**Supplied entries:**
[Start of Attachment]
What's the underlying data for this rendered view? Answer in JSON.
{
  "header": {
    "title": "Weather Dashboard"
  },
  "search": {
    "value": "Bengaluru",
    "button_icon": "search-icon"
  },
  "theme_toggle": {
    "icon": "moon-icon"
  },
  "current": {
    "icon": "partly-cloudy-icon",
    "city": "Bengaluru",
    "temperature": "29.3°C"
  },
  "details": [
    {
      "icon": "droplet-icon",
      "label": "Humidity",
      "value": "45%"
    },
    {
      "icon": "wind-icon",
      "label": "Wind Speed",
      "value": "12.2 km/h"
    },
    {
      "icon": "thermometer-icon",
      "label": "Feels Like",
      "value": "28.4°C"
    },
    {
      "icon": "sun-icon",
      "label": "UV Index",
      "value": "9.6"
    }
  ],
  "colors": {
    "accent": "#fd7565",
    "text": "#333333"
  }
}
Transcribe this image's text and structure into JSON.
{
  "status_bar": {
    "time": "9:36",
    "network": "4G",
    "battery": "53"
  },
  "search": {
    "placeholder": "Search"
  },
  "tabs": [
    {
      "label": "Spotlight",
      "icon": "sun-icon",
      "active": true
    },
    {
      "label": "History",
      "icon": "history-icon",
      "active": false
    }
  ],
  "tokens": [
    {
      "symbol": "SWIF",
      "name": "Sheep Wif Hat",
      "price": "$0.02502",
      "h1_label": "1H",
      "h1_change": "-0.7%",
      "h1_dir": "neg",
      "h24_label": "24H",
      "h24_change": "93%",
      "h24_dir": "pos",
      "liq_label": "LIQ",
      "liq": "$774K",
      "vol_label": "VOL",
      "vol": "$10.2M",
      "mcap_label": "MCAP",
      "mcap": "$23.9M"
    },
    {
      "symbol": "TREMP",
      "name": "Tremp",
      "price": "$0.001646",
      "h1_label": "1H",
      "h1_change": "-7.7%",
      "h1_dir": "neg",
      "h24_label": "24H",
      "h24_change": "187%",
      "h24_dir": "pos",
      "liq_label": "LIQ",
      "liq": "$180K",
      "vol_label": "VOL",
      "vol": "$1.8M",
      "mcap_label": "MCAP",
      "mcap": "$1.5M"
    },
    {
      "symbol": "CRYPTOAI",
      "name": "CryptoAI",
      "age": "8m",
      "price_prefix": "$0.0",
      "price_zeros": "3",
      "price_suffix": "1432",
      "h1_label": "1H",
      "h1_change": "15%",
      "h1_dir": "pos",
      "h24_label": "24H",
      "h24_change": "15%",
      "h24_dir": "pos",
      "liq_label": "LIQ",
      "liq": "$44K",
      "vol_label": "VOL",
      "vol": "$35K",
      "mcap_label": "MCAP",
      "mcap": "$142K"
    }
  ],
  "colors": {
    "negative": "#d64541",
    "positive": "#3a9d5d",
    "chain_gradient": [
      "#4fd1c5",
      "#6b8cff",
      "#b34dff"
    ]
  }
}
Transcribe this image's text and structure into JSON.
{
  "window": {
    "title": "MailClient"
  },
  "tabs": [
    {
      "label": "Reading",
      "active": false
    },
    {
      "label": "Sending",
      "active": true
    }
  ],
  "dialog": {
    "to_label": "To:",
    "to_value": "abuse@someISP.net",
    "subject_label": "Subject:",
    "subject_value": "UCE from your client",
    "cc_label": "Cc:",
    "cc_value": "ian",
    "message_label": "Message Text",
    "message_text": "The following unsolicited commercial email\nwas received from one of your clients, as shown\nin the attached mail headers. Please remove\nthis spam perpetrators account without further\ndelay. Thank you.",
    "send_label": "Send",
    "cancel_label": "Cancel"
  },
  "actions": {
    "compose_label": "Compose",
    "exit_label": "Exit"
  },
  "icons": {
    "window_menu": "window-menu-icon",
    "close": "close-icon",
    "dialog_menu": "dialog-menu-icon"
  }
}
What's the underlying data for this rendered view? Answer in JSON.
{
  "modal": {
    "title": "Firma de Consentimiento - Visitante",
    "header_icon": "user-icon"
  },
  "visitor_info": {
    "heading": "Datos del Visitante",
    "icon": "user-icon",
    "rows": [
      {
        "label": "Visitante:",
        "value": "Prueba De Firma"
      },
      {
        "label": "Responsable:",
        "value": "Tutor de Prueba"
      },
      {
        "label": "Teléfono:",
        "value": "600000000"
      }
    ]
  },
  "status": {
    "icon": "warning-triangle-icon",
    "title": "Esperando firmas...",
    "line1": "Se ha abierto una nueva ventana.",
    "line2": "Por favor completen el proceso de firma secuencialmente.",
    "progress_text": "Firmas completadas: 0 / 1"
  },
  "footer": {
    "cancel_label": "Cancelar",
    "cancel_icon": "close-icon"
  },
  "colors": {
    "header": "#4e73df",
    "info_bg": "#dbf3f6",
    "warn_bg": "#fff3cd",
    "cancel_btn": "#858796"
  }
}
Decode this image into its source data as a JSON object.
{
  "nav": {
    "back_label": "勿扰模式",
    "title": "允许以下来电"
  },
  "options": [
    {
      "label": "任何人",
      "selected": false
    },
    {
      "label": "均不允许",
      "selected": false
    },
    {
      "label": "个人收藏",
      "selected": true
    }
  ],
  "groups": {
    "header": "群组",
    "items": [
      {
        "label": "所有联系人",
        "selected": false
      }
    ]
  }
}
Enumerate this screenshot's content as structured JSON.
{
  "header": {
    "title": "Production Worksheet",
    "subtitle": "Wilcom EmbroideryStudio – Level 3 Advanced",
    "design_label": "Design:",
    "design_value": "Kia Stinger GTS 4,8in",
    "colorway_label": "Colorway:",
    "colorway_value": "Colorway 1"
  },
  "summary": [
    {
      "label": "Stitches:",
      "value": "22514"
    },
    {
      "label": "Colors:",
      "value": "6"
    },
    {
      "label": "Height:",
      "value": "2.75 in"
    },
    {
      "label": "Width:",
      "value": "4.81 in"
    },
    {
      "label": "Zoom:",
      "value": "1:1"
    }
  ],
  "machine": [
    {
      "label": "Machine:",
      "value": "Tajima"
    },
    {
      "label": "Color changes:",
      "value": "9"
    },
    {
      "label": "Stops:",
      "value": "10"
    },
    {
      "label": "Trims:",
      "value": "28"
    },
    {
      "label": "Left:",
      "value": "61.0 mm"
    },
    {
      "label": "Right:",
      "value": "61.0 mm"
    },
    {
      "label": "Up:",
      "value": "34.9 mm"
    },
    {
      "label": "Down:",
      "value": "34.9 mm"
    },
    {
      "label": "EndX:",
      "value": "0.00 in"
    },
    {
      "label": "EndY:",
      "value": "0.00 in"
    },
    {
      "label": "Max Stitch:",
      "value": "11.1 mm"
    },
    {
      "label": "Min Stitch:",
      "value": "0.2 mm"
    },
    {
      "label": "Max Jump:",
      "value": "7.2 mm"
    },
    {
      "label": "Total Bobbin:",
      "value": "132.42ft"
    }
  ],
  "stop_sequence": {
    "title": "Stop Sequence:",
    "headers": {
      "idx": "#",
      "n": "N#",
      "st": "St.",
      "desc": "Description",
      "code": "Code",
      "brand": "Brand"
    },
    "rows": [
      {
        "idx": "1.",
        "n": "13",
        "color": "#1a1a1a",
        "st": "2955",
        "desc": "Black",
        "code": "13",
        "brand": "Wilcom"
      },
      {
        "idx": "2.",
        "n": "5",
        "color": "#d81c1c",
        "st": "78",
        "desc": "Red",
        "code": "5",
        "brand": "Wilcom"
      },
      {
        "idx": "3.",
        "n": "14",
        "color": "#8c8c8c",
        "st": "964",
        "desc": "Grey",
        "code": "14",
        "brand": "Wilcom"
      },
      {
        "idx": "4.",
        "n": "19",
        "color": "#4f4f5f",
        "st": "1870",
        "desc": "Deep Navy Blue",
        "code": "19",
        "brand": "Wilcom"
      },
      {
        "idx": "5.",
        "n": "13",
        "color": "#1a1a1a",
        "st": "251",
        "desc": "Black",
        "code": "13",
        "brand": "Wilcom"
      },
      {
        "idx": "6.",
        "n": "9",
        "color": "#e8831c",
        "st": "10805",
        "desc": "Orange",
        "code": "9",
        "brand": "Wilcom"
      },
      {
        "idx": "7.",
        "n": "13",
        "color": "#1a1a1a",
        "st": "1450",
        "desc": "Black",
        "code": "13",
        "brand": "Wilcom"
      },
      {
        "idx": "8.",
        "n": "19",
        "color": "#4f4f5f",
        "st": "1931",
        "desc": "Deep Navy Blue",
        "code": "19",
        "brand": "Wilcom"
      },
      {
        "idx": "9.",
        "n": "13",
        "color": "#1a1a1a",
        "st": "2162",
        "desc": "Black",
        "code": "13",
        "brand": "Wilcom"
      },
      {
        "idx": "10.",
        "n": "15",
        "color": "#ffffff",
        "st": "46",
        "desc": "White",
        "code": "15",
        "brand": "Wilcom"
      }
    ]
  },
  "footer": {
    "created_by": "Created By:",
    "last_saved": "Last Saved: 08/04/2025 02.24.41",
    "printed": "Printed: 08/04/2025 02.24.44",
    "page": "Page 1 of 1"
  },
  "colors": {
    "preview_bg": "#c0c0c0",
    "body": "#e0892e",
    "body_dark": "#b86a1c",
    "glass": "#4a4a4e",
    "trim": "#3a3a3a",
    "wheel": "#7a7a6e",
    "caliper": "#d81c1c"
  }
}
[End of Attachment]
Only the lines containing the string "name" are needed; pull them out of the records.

      "name": "Sheep Wif Hat",
      "name": "Tremp",
      "name": "CryptoAI",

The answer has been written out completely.